Oh absolutely! When I finally have that last essential piece of information I need in order to begin writing, I feel this way. When I look through all of my notes and finally spot the one unifying aspect of my subject’s life or personality that I will build the story around, I feel this way. When I complete the first full draft, and I feel it glowing on the screen, I feel this way.
At Thompson School, with my audience of second graders, I was talking about the hard work it takes to write and publish books for kids, the years invested, the rejections and revisions and dedication to the process. One quite precocious and deeply thoughtful young man in the front row raised his hand, but it wasn’t question time yet. I asked if it was a question that could wait until question time at the end, and he said no, that it was about what I had just said. So I nodded for him to go ahead and that seven-year-old boy looked at me with earnest eyes and asked, “But is it worth it?”
“Oh yes,” I said. “Oh yes, it is.”
When you talk with children about this book, what will you discuss with them?
We talk about my life as a child and my key personality traits. We talk about me as a writer and the kinds of books that have come before this one. Then we talk about the things I needed to learn about Sue Hendrickson to write this story effectively. Kids are wonderfully good at naming those things, all the way down to her character traits. Then we talk about how my two T. rex books are astonishingly dissimilar.
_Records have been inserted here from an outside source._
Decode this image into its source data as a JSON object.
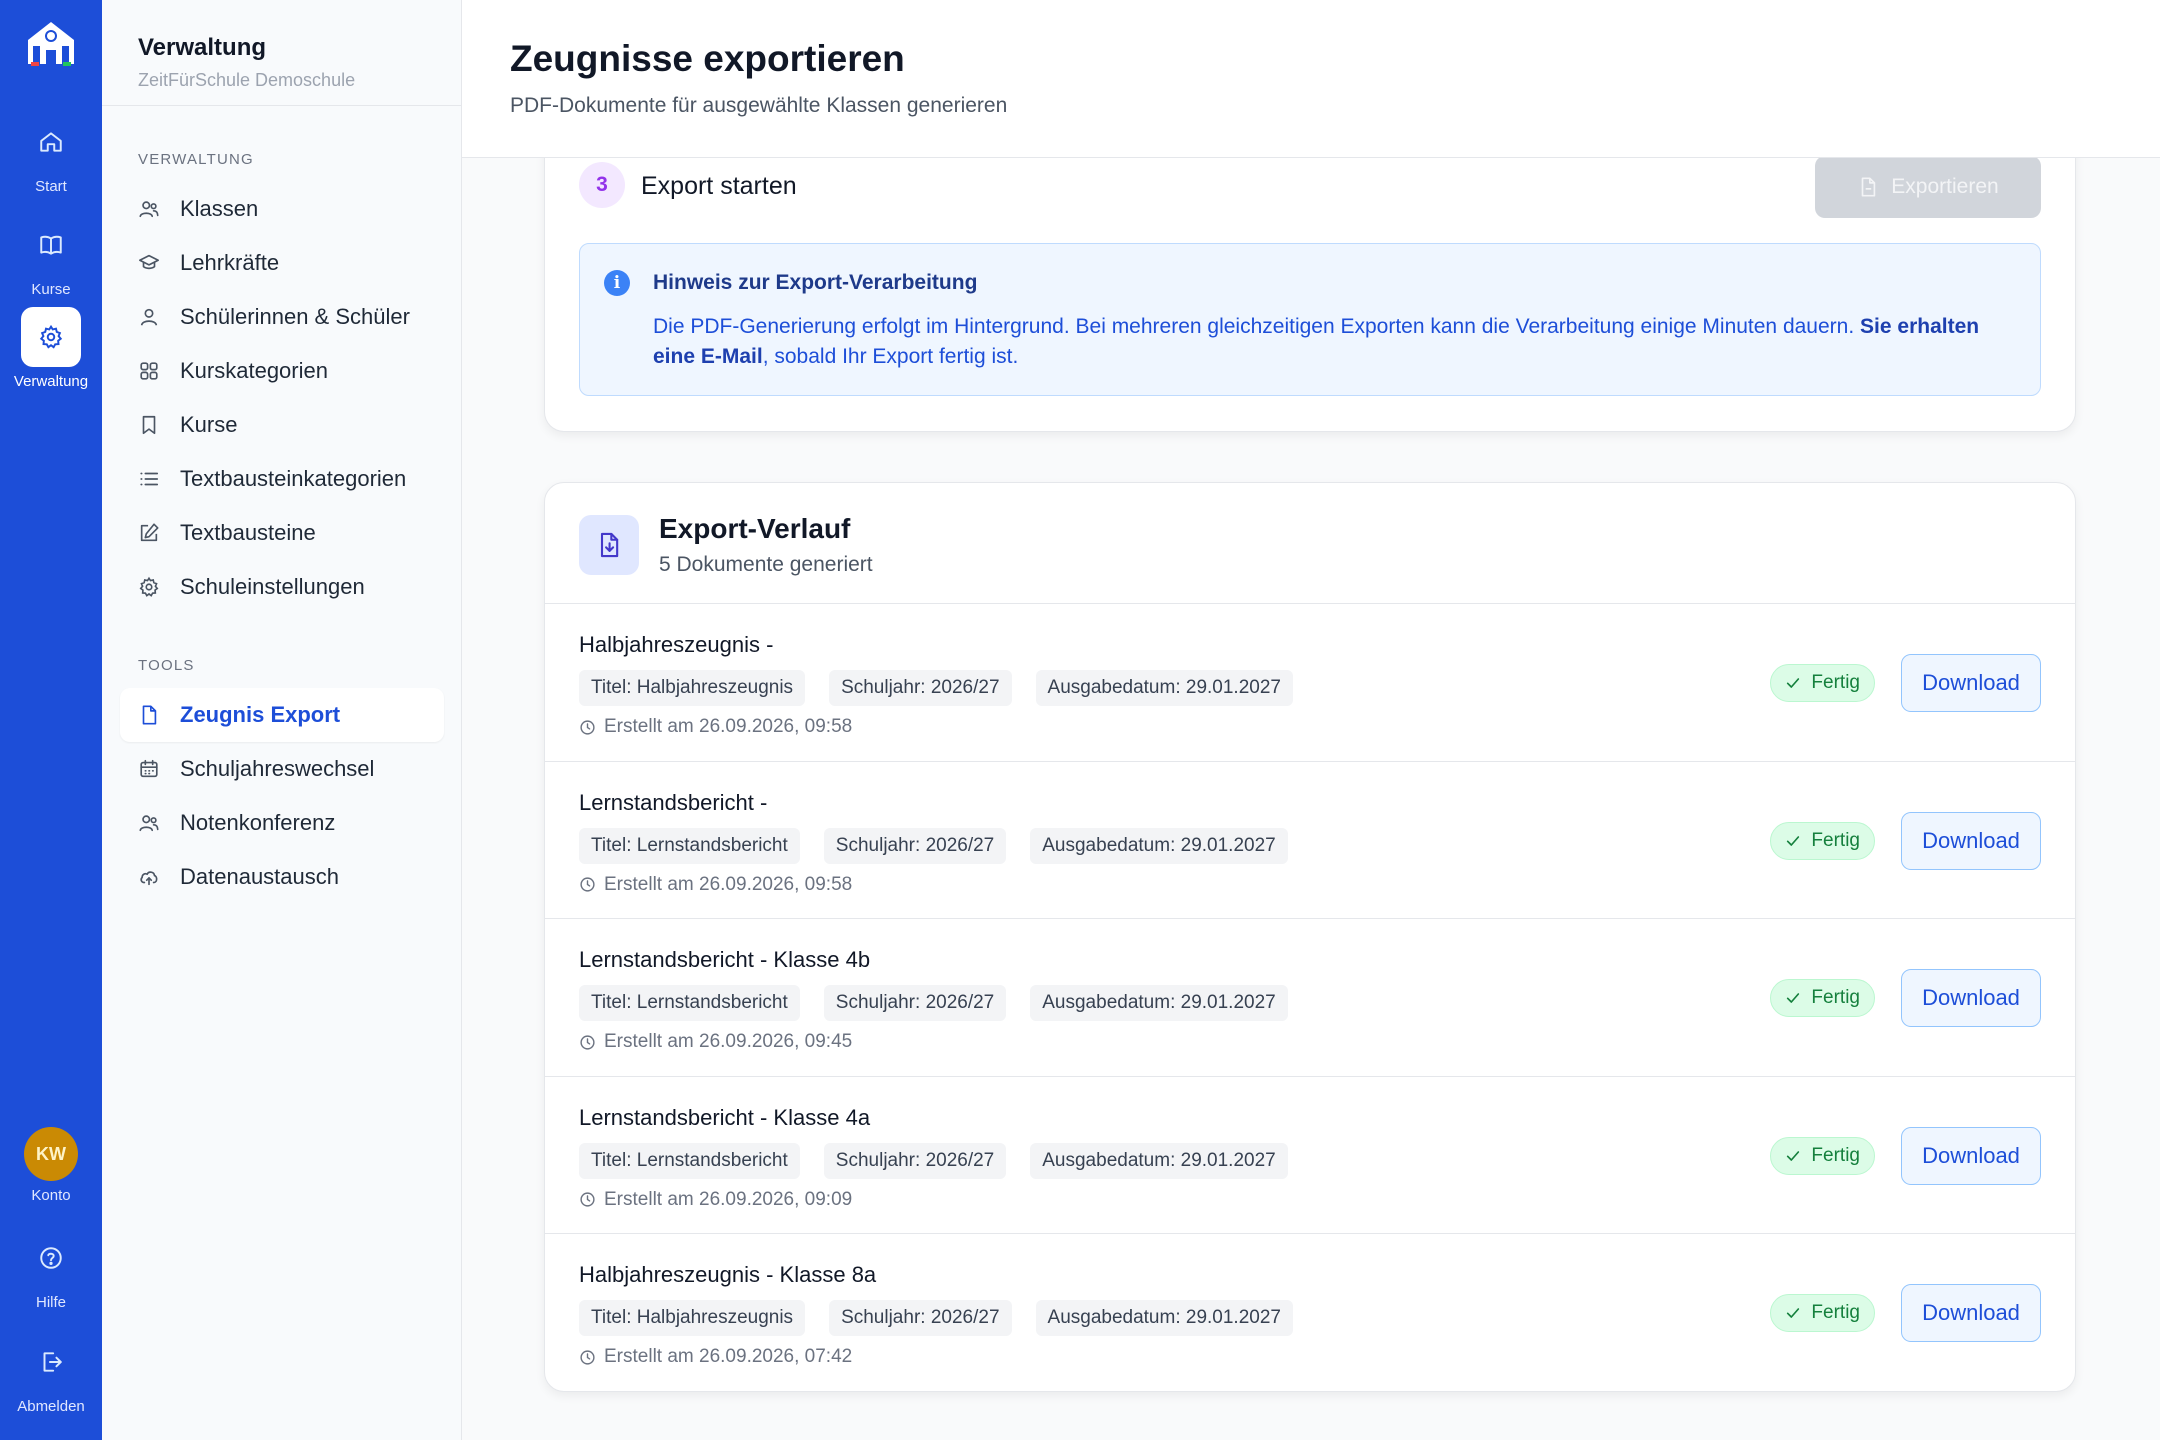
{
  "rail": {
    "logo_icon": "school-logo-icon",
    "items": [
      {
        "label": "Start",
        "icon": "home-icon"
      },
      {
        "label": "Kurse",
        "icon": "book-icon"
      },
      {
        "label": "Verwaltung",
        "icon": "gear-icon"
      }
    ],
    "account": {
      "initials": "KW",
      "label": "Konto"
    },
    "help_label": "Hilfe",
    "logout_label": "Abmelden"
  },
  "sidebar": {
    "title": "Verwaltung",
    "subtitle": "ZeitFürSchule Demoschule",
    "section_admin": "VERWALTUNG",
    "admin_items": [
      {
        "label": "Klassen",
        "icon": "users-icon"
      },
      {
        "label": "Lehrkräfte",
        "icon": "graduation-cap-icon"
      },
      {
        "label": "Schülerinnen & Schüler",
        "icon": "user-icon"
      },
      {
        "label": "Kurskategorien",
        "icon": "grid-icon"
      },
      {
        "label": "Kurse",
        "icon": "bookmark-icon"
      },
      {
        "label": "Textbausteinkategorien",
        "icon": "list-icon"
      },
      {
        "label": "Textbausteine",
        "icon": "edit-icon"
      },
      {
        "label": "Schuleinstellungen",
        "icon": "gear-icon"
      }
    ],
    "section_tools": "TOOLS",
    "tool_items": [
      {
        "label": "Zeugnis Export",
        "icon": "file-icon",
        "active": true
      },
      {
        "label": "Schuljahreswechsel",
        "icon": "calendar-icon"
      },
      {
        "label": "Notenkonferenz",
        "icon": "users-icon"
      },
      {
        "label": "Datenaustausch",
        "icon": "cloud-upload-icon"
      }
    ]
  },
  "header": {
    "title": "Zeugnisse exportieren",
    "subtitle": "PDF-Dokumente für ausgewählte Klassen generieren"
  },
  "export_step": {
    "number": "3",
    "title": "Export starten",
    "button_label": "Exportieren",
    "notice_title": "Hinweis zur Export-Verarbeitung",
    "notice_text": "Die PDF-Generierung erfolgt im Hintergrund. Bei mehreren gleichzeitigen Exporten kann die Verarbeitung einige Minuten dauern.",
    "notice_bold": "Sie erhalten eine E-Mail",
    "notice_tail": ", sobald Ihr Export fertig ist."
  },
  "history": {
    "title": "Export-Verlauf",
    "subtitle": "5 Dokumente generiert",
    "download_label": "Download",
    "items": [
      {
        "name": "Halbjahreszeugnis -",
        "titel": "Titel: Halbjahreszeugnis",
        "schuljahr": "Schuljahr: 2026/27",
        "ausgabe": "Ausgabedatum: 29.01.2027",
        "created": "Erstellt am 26.09.2026, 09:58",
        "status": "Fertig"
      },
      {
        "name": "Lernstandsbericht -",
        "titel": "Titel: Lernstandsbericht",
        "schuljahr": "Schuljahr: 2026/27",
        "ausgabe": "Ausgabedatum: 29.01.2027",
        "created": "Erstellt am 26.09.2026, 09:58",
        "status": "Fertig"
      },
      {
        "name": "Lernstandsbericht - Klasse 4b",
        "titel": "Titel: Lernstandsbericht",
        "schuljahr": "Schuljahr: 2026/27",
        "ausgabe": "Ausgabedatum: 29.01.2027",
        "created": "Erstellt am 26.09.2026, 09:45",
        "status": "Fertig"
      },
      {
        "name": "Lernstandsbericht - Klasse 4a",
        "titel": "Titel: Lernstandsbericht",
        "schuljahr": "Schuljahr: 2026/27",
        "ausgabe": "Ausgabedatum: 29.01.2027",
        "created": "Erstellt am 26.09.2026, 09:09",
        "status": "Fertig"
      },
      {
        "name": "Halbjahreszeugnis - Klasse 8a",
        "titel": "Titel: Halbjahreszeugnis",
        "schuljahr": "Schuljahr: 2026/27",
        "ausgabe": "Ausgabedatum: 29.01.2027",
        "created": "Erstellt am 26.09.2026, 07:42",
        "status": "Fertig"
      }
    ]
  },
  "colors": {
    "brand": "#1d4ed8",
    "status_ok": "#15803d",
    "step_accent": "#9333ea"
  }
}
No T. Rex in the Library and When Sue Found Sue have only a very large dinosaur in common. Next, we “dig” into the excavation, the challenges, the serendipity, and the court case it inspired. And finally we talk about the new learning that has allowed the scientists at the Field Museum to reunite Sue and her gastralia, a collection of bones that had been omitted from her skeleton as it was previously on display and is now reunited with her skeleton in the new hall and in her new pose. It’s all very interesting and exciting to kids.
Do you enjoy finding things?
Is this a trick question? I must lose my glasses and my phone on an average of five times a day. Love finding them! But yes, in seriousness, I love to find facts. I just adore that. v